When it comes to the hill, it was here way before I was born and will be there long after my family and I are gone. Maybe that’s why it’s one of those simple things that’s endearing. I know it will be there a long, long, time. What sort of land mark do you have in your hometown that gives you that feeling of nostalgia? A statue, a bridge? Goodness, it could be anything! I’m giving away a free ebook copy of Charming the Widow, the third book in my Love in Apple Blossom series that released today!

A little more about the book: 

A Suspicious Widow
A Reluctant Englishman
And Two Mischievous Children …

When Six Englishmen come to Apple Blossom, they turn the town upside-down by not leaving. Instead, they take it upon themselves to help a few poor folks out by sprucing up their houses! Next on their list: The Widow Crawford. But Sarah Crawford didn’t trust the newcomers, and was it any wonder? The last strangers that came through town killed her husband. They appeared to be decent men, just like the Englishmen. So far they’d fixed things up for a rancher and Apple Blossom’s own lady sheriff. But just because they trusted them didn’t mean Sarah had to. After all, she had to protect herself and her children.
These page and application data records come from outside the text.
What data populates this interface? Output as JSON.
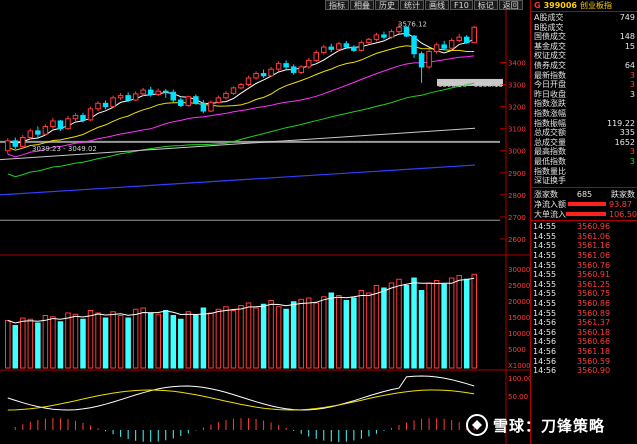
{
  "toolbar": [
    "指标",
    "相叠",
    "历史",
    "统计",
    "画线",
    "F10",
    "标记",
    "返回"
  ],
  "header": {
    "code": "399006",
    "name": "创业板指",
    "mark": "G"
  },
  "stats": [
    {
      "k": "A股成交",
      "v": "749",
      "c": "wht"
    },
    {
      "k": "B股成交",
      "v": "",
      "c": "wht"
    },
    {
      "k": "国债成交",
      "v": "148",
      "c": "wht"
    },
    {
      "k": "基金成交",
      "v": "15",
      "c": "wht"
    },
    {
      "k": "权证成交",
      "v": "",
      "c": "wht"
    },
    {
      "k": "债券成交",
      "v": "64",
      "c": "wht"
    },
    {
      "k": "最新指数",
      "v": "3",
      "c": "red"
    },
    {
      "k": "今日开盘",
      "v": "3",
      "c": "red"
    },
    {
      "k": "昨日收盘",
      "v": "3",
      "c": "wht"
    },
    {
      "k": "指数涨跌",
      "v": "",
      "c": "red"
    },
    {
      "k": "指数涨幅",
      "v": "",
      "c": "red"
    },
    {
      "k": "指数振幅",
      "v": "119.22",
      "c": "wht"
    },
    {
      "k": "总成交额",
      "v": "335",
      "c": "wht"
    },
    {
      "k": "总成交量",
      "v": "1652",
      "c": "wht"
    },
    {
      "k": "最高指数",
      "v": "3",
      "c": "red"
    },
    {
      "k": "最低指数",
      "v": "3",
      "c": "grn"
    },
    {
      "k": "指数量比",
      "v": "",
      "c": "wht"
    },
    {
      "k": "深证换手",
      "v": "",
      "c": "wht"
    }
  ],
  "updown": {
    "k": "涨家数",
    "v": "685",
    "k2": "跌家数"
  },
  "flows": [
    {
      "k": "净流入额",
      "v": "93.87",
      "w": 38
    },
    {
      "k": "大单流入",
      "v": "106.50",
      "w": 42
    }
  ],
  "ticks": [
    {
      "t": "14:55",
      "p": "3560.96"
    },
    {
      "t": "14:55",
      "p": "3561.06"
    },
    {
      "t": "14:55",
      "p": "3561.16"
    },
    {
      "t": "14:55",
      "p": "3561.06"
    },
    {
      "t": "14:55",
      "p": "3560.76"
    },
    {
      "t": "14:55",
      "p": "3560.91"
    },
    {
      "t": "14:55",
      "p": "3561.25"
    },
    {
      "t": "14:55",
      "p": "3560.75"
    },
    {
      "t": "14:55",
      "p": "3560.86"
    },
    {
      "t": "14:55",
      "p": "3560.89"
    },
    {
      "t": "14:56",
      "p": "3561.37"
    },
    {
      "t": "14:56",
      "p": "3560.18"
    },
    {
      "t": "14:56",
      "p": "3560.66"
    },
    {
      "t": "14:56",
      "p": "3561.18"
    },
    {
      "t": "14:56",
      "p": "3560.59"
    },
    {
      "t": "14:56",
      "p": "3560.90"
    }
  ],
  "annotations": {
    "high": "3576.12",
    "low": "3308.50 - 3338.13",
    "support": "3039.23 - 3049.02"
  },
  "price_axis": [
    "3400",
    "3300",
    "3200",
    "3100",
    "3000",
    "2900",
    "2800",
    "2700",
    "2600"
  ],
  "volume_axis": [
    "30000",
    "25000",
    "20000",
    "15000",
    "10000",
    "5000",
    "X10000"
  ],
  "macd_axis": [
    "100.00",
    "50.00"
  ],
  "watermark": "雪球：刀锋策略",
  "colors": {
    "up": "#ff3b3b",
    "down": "#00e0ff",
    "ma5": "#ffffff",
    "ma10": "#f0e000",
    "ma20": "#ff30ff",
    "ma60": "#20d020",
    "ma120": "#c8c8c8",
    "ma250": "#3040ff"
  },
  "chart_data": {
    "type": "candlestick",
    "candles": [
      [
        3000,
        3045,
        2985,
        3058
      ],
      [
        3045,
        3020,
        3008,
        3060
      ],
      [
        3020,
        3060,
        3010,
        3072
      ],
      [
        3060,
        3090,
        3050,
        3100
      ],
      [
        3090,
        3075,
        3060,
        3110
      ],
      [
        3075,
        3110,
        3068,
        3120
      ],
      [
        3110,
        3135,
        3100,
        3150
      ],
      [
        3135,
        3100,
        3090,
        3140
      ],
      [
        3100,
        3145,
        3095,
        3158
      ],
      [
        3145,
        3160,
        3130,
        3170
      ],
      [
        3160,
        3140,
        3128,
        3172
      ],
      [
        3140,
        3190,
        3135,
        3200
      ],
      [
        3190,
        3215,
        3180,
        3225
      ],
      [
        3215,
        3200,
        3188,
        3228
      ],
      [
        3200,
        3240,
        3195,
        3250
      ],
      [
        3240,
        3250,
        3230,
        3262
      ],
      [
        3250,
        3230,
        3220,
        3265
      ],
      [
        3230,
        3258,
        3225,
        3270
      ],
      [
        3258,
        3275,
        3248,
        3285
      ],
      [
        3275,
        3255,
        3245,
        3290
      ],
      [
        3255,
        3270,
        3248,
        3282
      ],
      [
        3270,
        3265,
        3240,
        3280
      ],
      [
        3265,
        3230,
        3220,
        3278
      ],
      [
        3230,
        3205,
        3198,
        3240
      ],
      [
        3205,
        3245,
        3200,
        3250
      ],
      [
        3245,
        3215,
        3208,
        3255
      ],
      [
        3215,
        3180,
        3170,
        3230
      ],
      [
        3180,
        3220,
        3175,
        3228
      ],
      [
        3220,
        3240,
        3214,
        3250
      ],
      [
        3240,
        3260,
        3232,
        3270
      ],
      [
        3260,
        3285,
        3254,
        3292
      ],
      [
        3285,
        3300,
        3278,
        3308
      ],
      [
        3300,
        3330,
        3292,
        3340
      ],
      [
        3330,
        3350,
        3322,
        3360
      ],
      [
        3350,
        3340,
        3330,
        3368
      ],
      [
        3340,
        3370,
        3335,
        3380
      ],
      [
        3370,
        3395,
        3360,
        3405
      ],
      [
        3395,
        3380,
        3370,
        3410
      ],
      [
        3380,
        3355,
        3345,
        3392
      ],
      [
        3355,
        3380,
        3348,
        3388
      ],
      [
        3380,
        3410,
        3372,
        3420
      ],
      [
        3410,
        3445,
        3402,
        3455
      ],
      [
        3445,
        3470,
        3436,
        3480
      ],
      [
        3470,
        3460,
        3448,
        3485
      ],
      [
        3460,
        3485,
        3452,
        3495
      ],
      [
        3485,
        3470,
        3462,
        3498
      ],
      [
        3470,
        3455,
        3448,
        3478
      ],
      [
        3455,
        3490,
        3450,
        3500
      ],
      [
        3490,
        3505,
        3482,
        3512
      ],
      [
        3505,
        3525,
        3496,
        3535
      ],
      [
        3525,
        3515,
        3505,
        3540
      ],
      [
        3515,
        3540,
        3508,
        3550
      ],
      [
        3540,
        3560,
        3530,
        3576
      ],
      [
        3560,
        3520,
        3515,
        3565
      ],
      [
        3520,
        3440,
        3420,
        3525
      ],
      [
        3440,
        3380,
        3308,
        3450
      ],
      [
        3380,
        3450,
        3370,
        3460
      ],
      [
        3450,
        3480,
        3440,
        3490
      ],
      [
        3480,
        3465,
        3455,
        3498
      ],
      [
        3465,
        3500,
        3460,
        3510
      ],
      [
        3500,
        3515,
        3492,
        3530
      ],
      [
        3515,
        3490,
        3485,
        3525
      ],
      [
        3490,
        3560,
        3488,
        3566
      ]
    ],
    "volume": [
      19000,
      17000,
      20000,
      19500,
      18000,
      21000,
      20500,
      18500,
      22000,
      21500,
      19500,
      23000,
      22000,
      20000,
      22500,
      21000,
      20000,
      23500,
      24000,
      22000,
      21500,
      23000,
      21000,
      19500,
      22500,
      21000,
      24000,
      22000,
      23500,
      24500,
      23000,
      25000,
      26000,
      24000,
      25500,
      27000,
      24500,
      23500,
      26500,
      27500,
      28000,
      26000,
      28500,
      30000,
      29000,
      27000,
      28000,
      31000,
      30000,
      33000,
      32000,
      34000,
      35500,
      33000,
      36000,
      31000,
      34000,
      35000,
      33500,
      36000,
      37000,
      35500,
      37500
    ],
    "x_range": [
      "",
      ""
    ],
    "ylim": [
      2550,
      3620
    ]
  }
}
Irving Darlington (Darling to the folks in Apple Blossom) carried a heavy burden. If his older brother Sterling decides to stay in Apple Blossom for good, the title and estate would fall to him once their father passed on. But Irving wasn’t sure he could handle things properly. Sterling was the one prepared by their father to take things over, not him. The prospect looming, he does his best to avoid the Widow Crawford’s suspicious looks. How can he prove to her he’s trustworthy and has only her best interest in mind? How will he prove it to all those he’ll be responsible for back home in England? And how can he work on the Widow’s house without losing his heart completely?


Winnie’s Winners

Winnie Griggs here. I’m so sorry to be soooooo late getting the winners selected – I had internet problems then went out of town for a few days.

Thanks to everyone who dropped in to help me figure out what to name the twins in my new book. Y’all gave me a lot of good suggestions and a lot of thing to think about. Stay tuned for what I end up naming them.

But I threw all the names in a cyber hat and selected the following names:

Diana Hardt
Elaine Kiefer
Kathy Bailey

Congratulations to all of you.  You’ve won your choice of any of my books along with your pick of the ornaments pictured below.  Note – the ornaments will be awarded on a first come, first served basis, so list them in your order of preference.

Once you’ve selected your book and ornament, send the info, along with your mailing address, to me via my website or PM me on facebook.